Australian PM visits flood-devastated Queensland

By the CNN Wire Staff
A resident evacuates his flooded home by boat in the country town of Chinchilla in Queensland.
A resident evacuates his flooded home by boat in the country town of Chinchilla in Queensland.
  • Queensland has been flooded for a week and more is on the way
  • The cities of Emerald and Rockhampton are already under water
  • The Rockhampton airport will shut Saturday

(CNN) -- The flooding in the Australian state of Queensland will cost "hundreds and hundreds of millions of dollars," Prime Minister Julia Gillard said Friday as she toured the devastation.

Towns across the northeastern state have been flooded since monsoon rains a week ago caused rivers to spill their banks and reach record levels.

The flooding has moved farther south, and the mining town of Emerald and coastal city of Rockhampton could face their worst flooding in decades this weekend.

"This is a natural disaster across Queensland that is going to occasion, between levels of government, literally hundreds and hundreds of millions of dollars in expenditure," Gillard said.

Gillard went with Queensland Premier Anna Bligh through the sugar-producing town of Bundaberg, where flood waters -- which peaked Thursday at 7.92 meters (26 feet) -- were expected to start subsiding Friday.

"We now have three major river systems in flood, we have 17 evacuation centers active, we have more than 1,000 people in those evacuation centers and many more thousands staying with relatives and friends because they can't get back into their own homes," Bligh said.

Defense forces set up temporary accomodation outside Emerald to cope with what Bligh said would be a "very large group of people who will become homeless."

Many areas of Rockhampton are already flooded, but Bureau of Meteorology hydrologist Jeff Perkins said the city's worst flooding in 50 years is still likely next week.

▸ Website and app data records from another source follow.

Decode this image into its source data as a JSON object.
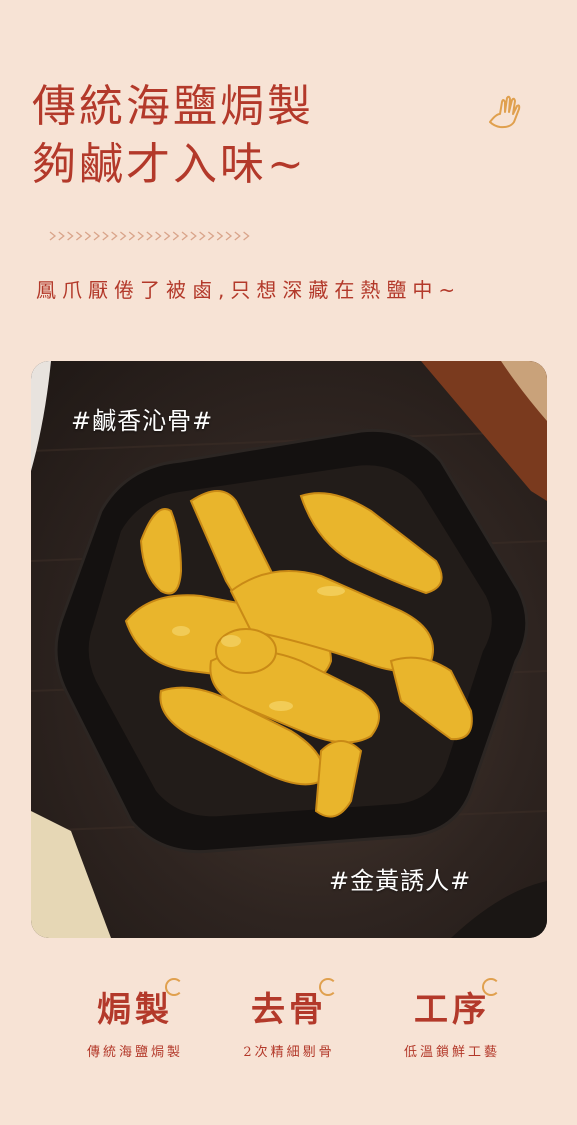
{
  "header": {
    "title_line1": "傳統海鹽焗製",
    "title_line2": "夠鹹才入味~",
    "subtitle": "鳳爪厭倦了被鹵,只想深藏在熱鹽中~"
  },
  "photo": {
    "tag_top": "#鹹香沁骨#",
    "tag_bottom": "#金黃誘人#"
  },
  "features": [
    {
      "title": "焗製",
      "caption": "傳統海鹽焗製"
    },
    {
      "title": "去骨",
      "caption": "2次精細剔骨"
    },
    {
      "title": "工序",
      "caption": "低溫鎖鮮工藝"
    }
  ],
  "colors": {
    "background": "#f7e3d5",
    "accent_red": "#b3392a",
    "accent_gold": "#e0a04e"
  },
  "icons": [
    "hand-icon",
    "chevron-divider-icon"
  ]
}
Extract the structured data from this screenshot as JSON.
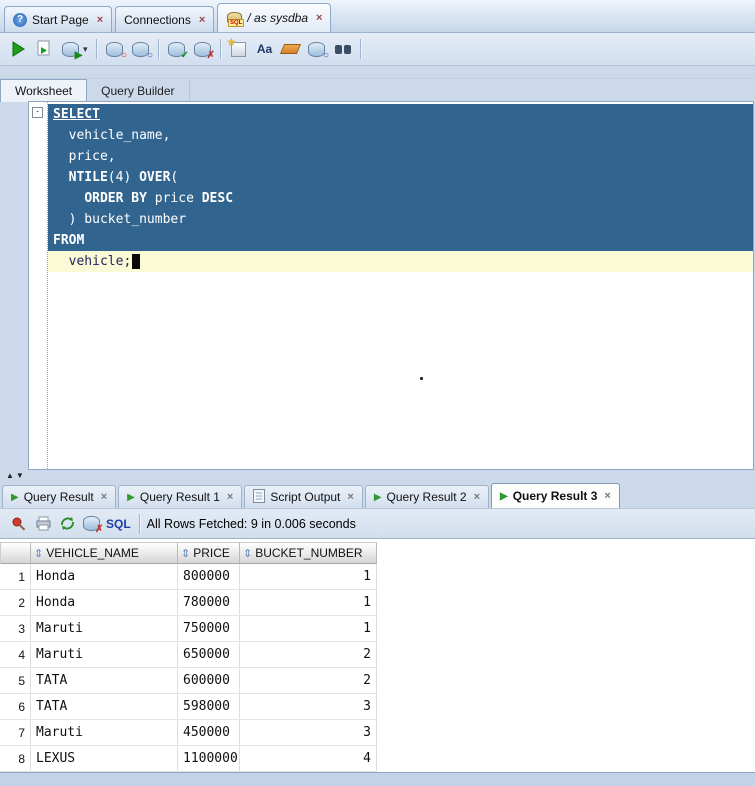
{
  "icons": {
    "close": "×",
    "question": "?",
    "dropdown": "▾",
    "play": "▶",
    "sort": "⇕",
    "check": "✓",
    "cross": "✗",
    "star": "★",
    "circle": "○",
    "up": "▲",
    "down": "▼",
    "aa": "Aa",
    "minus": "-",
    "pipe": "|"
  },
  "window_tabs": [
    {
      "label": "Start Page"
    },
    {
      "label": "Connections"
    },
    {
      "label": "/ as sysdba"
    }
  ],
  "worksheet_tabs": [
    {
      "label": "Worksheet"
    },
    {
      "label": "Query Builder"
    }
  ],
  "editor": {
    "lines": [
      {
        "segments": [
          {
            "t": "SELECT",
            "k": true,
            "u": true
          }
        ]
      },
      {
        "segments": [
          {
            "t": "  vehicle_name,"
          }
        ]
      },
      {
        "segments": [
          {
            "t": "  price,"
          }
        ]
      },
      {
        "segments": [
          {
            "t": "  "
          },
          {
            "t": "NTILE",
            "k": true
          },
          {
            "t": "(4) "
          },
          {
            "t": "OVER",
            "k": true
          },
          {
            "t": "("
          }
        ]
      },
      {
        "segments": [
          {
            "t": "    "
          },
          {
            "t": "ORDER BY",
            "k": true
          },
          {
            "t": " price "
          },
          {
            "t": "DESC",
            "k": true
          }
        ]
      },
      {
        "segments": [
          {
            "t": "  ) bucket_number"
          }
        ]
      },
      {
        "segments": [
          {
            "t": "FROM",
            "k": true
          }
        ]
      },
      {
        "segments": [
          {
            "t": "  vehicle;"
          }
        ],
        "current": true,
        "caret": true
      }
    ]
  },
  "result_tabs": [
    {
      "label": "Query Result"
    },
    {
      "label": "Query Result 1"
    },
    {
      "label": "Script Output"
    },
    {
      "label": "Query Result 2"
    },
    {
      "label": "Query Result 3"
    }
  ],
  "results_toolbar": {
    "sql_label": "SQL",
    "status": "All Rows Fetched: 9 in 0.006 seconds"
  },
  "grid": {
    "columns": [
      "VEHICLE_NAME",
      "PRICE",
      "BUCKET_NUMBER"
    ],
    "rows": [
      [
        "1",
        "Honda",
        "800000",
        "1"
      ],
      [
        "2",
        "Honda",
        "780000",
        "1"
      ],
      [
        "3",
        "Maruti",
        "750000",
        "1"
      ],
      [
        "4",
        "Maruti",
        "650000",
        "2"
      ],
      [
        "5",
        "TATA",
        "600000",
        "2"
      ],
      [
        "6",
        "TATA",
        "598000",
        "3"
      ],
      [
        "7",
        "Maruti",
        "450000",
        "3"
      ],
      [
        "8",
        "LEXUS",
        "1100000",
        "4"
      ]
    ]
  }
}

The Rockhampton airport said it was ceasing normal domestic services Saturday afternoon because of flooding that is expected to cut off the runway from the rest of the city. The Fitzroy River, it said, will reach 9 meters (29.5 feet) by Sunday and 9.4 meters (30.8 feet) by Tuesday.

Some Rockhampton residents lost their composure when speaking to the Australian Broadcasting Corporation about the floods.

"The flood of just two weeks ago -- we get nothing, there's no emergency assistance, so we beg the state government to help us," said one man, before breaking down and walking away.

Another woman said through tears, "I've got all my animals inside the house now."